As a captain, I also have personal goals for myself. Firstly, I have accepted that I will not be the best player on the roster, as my previous CIS teammates, such as my former captain and the MVPs, are more athletic and skilful than I am. Therefore, while continue to strive for improvements and train to be the best, I also aim to be a solid player on the field; a captain that can be depended on, and a player that players can trust to get the job done.

What is your advice for any young alumni looking to start playing ultimate frisbee?

I would suggest them to get in touch with Hong Kong Ultimate Players Association, which is the one and only frisbee organisation in Hong Kong. They regularly host events, and training sessions for beginners. It is an incredibly friendly community, and they are all very passionate in teaching local people how to play frisbee.

I am planning to start an alumni frisbee team at CIS. So, if I actually have the opportunity to, I will host frisbee events for young and old alumni to get to know the sport.

What are your plans for the future?

The most obvious plan would be graduating university with an acceptable GPA and securing a job in the financial sector.

If I am unable to land a job successfully, I will consider studying master as an option. A part of me still long for the chance to study abroad!

What was your most memorable CIS moment?

I do not think I have one most memorable CIS moment because most of the school days were very enjoyable and it would never be as bad as the days I had at the previous local schools. I was really lucky to meet my current CIS friend group. And, as long as I am spending time with them, every moment is memorable.

How did your CIS experience contribute to who you are today?

One very noticeable change I have after transferring to CIS is my open-mind attitude towards new things. For one thing, ultimate frisbee is a very unorthodox sport, and I would never have heard of it if I was still studying in a local school. In general, I believe I have a more positive lifestyle than when I was in my previous school. Though CIS is as competitive as local schools, the CIS community is very encouraging and is always able to lend a helping hand to its students.

Please read the following questions and write down the first answer to pop into your mind (3-second limit ):

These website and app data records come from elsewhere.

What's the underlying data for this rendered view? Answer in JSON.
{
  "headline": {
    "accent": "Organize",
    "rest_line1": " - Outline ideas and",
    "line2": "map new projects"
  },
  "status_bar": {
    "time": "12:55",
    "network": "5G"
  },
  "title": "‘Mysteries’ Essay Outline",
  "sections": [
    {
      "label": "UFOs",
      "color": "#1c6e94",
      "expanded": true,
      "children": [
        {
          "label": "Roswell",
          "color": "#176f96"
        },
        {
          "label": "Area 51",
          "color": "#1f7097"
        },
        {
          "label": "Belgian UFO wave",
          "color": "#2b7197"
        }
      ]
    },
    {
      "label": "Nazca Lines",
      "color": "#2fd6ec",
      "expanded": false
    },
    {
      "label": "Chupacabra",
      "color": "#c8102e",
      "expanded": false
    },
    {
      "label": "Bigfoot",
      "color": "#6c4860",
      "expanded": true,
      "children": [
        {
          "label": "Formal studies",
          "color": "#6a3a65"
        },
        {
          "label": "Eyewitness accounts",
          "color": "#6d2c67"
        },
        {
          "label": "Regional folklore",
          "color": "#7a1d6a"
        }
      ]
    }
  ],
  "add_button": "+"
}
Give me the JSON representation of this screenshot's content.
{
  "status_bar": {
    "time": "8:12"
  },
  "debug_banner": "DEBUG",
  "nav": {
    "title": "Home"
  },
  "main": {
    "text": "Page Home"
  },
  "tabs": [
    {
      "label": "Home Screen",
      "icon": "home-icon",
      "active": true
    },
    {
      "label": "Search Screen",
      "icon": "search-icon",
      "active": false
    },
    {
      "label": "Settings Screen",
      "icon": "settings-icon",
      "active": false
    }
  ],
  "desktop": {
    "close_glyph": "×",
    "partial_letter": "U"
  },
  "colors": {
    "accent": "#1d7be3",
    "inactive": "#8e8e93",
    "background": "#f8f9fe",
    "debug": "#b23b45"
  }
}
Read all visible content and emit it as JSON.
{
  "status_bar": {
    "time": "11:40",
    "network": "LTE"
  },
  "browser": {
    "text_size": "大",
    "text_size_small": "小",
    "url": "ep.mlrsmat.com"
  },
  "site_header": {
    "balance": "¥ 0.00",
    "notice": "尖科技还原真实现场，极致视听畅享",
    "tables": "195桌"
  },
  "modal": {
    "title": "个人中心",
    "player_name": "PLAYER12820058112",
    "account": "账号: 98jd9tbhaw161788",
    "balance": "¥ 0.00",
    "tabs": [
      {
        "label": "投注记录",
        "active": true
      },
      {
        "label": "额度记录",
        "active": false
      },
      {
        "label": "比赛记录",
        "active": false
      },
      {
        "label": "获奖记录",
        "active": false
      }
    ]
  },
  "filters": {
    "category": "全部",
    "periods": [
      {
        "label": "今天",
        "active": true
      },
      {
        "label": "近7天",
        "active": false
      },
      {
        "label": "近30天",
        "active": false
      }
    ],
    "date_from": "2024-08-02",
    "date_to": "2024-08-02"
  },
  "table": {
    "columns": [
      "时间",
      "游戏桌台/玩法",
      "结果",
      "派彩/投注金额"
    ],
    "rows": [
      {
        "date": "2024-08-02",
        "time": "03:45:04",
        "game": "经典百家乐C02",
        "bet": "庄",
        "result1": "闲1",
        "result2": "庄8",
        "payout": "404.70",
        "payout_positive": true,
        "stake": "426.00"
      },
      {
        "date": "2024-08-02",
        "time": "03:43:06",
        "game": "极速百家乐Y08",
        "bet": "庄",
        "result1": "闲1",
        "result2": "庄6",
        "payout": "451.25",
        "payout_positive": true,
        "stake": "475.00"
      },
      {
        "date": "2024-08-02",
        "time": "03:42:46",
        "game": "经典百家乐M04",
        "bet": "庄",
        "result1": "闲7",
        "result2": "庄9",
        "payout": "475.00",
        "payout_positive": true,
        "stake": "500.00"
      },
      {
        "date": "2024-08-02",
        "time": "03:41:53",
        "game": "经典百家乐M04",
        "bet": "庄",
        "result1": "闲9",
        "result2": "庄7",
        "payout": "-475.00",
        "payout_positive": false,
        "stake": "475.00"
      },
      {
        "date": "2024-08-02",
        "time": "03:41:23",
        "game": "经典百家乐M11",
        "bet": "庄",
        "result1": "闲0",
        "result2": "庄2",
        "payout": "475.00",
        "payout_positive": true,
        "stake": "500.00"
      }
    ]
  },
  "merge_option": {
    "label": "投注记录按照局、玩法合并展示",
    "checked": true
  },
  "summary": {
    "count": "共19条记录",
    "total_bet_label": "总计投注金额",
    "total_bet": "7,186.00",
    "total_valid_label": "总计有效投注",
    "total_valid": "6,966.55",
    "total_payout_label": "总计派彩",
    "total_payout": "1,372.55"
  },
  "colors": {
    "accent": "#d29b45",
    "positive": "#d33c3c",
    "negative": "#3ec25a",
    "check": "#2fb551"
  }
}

  • What is your favourite movie/production: TV show: Friends, Movie: How to Train Your Dragon
  • What do you like to do in your free time: Ultimate frisbee / Music / Books
  • What would be your last meal on death row: I honestly cannot think of anything because I am very picky at eating and my preference for taste change periodically. All I can say is I would imagine my last meal would be a mix of western and Chinese cuisine.
  • If you could have a one-hour conversation with anyone – historical or current – who would that be and why: Dad’s side grandma because I have never met her.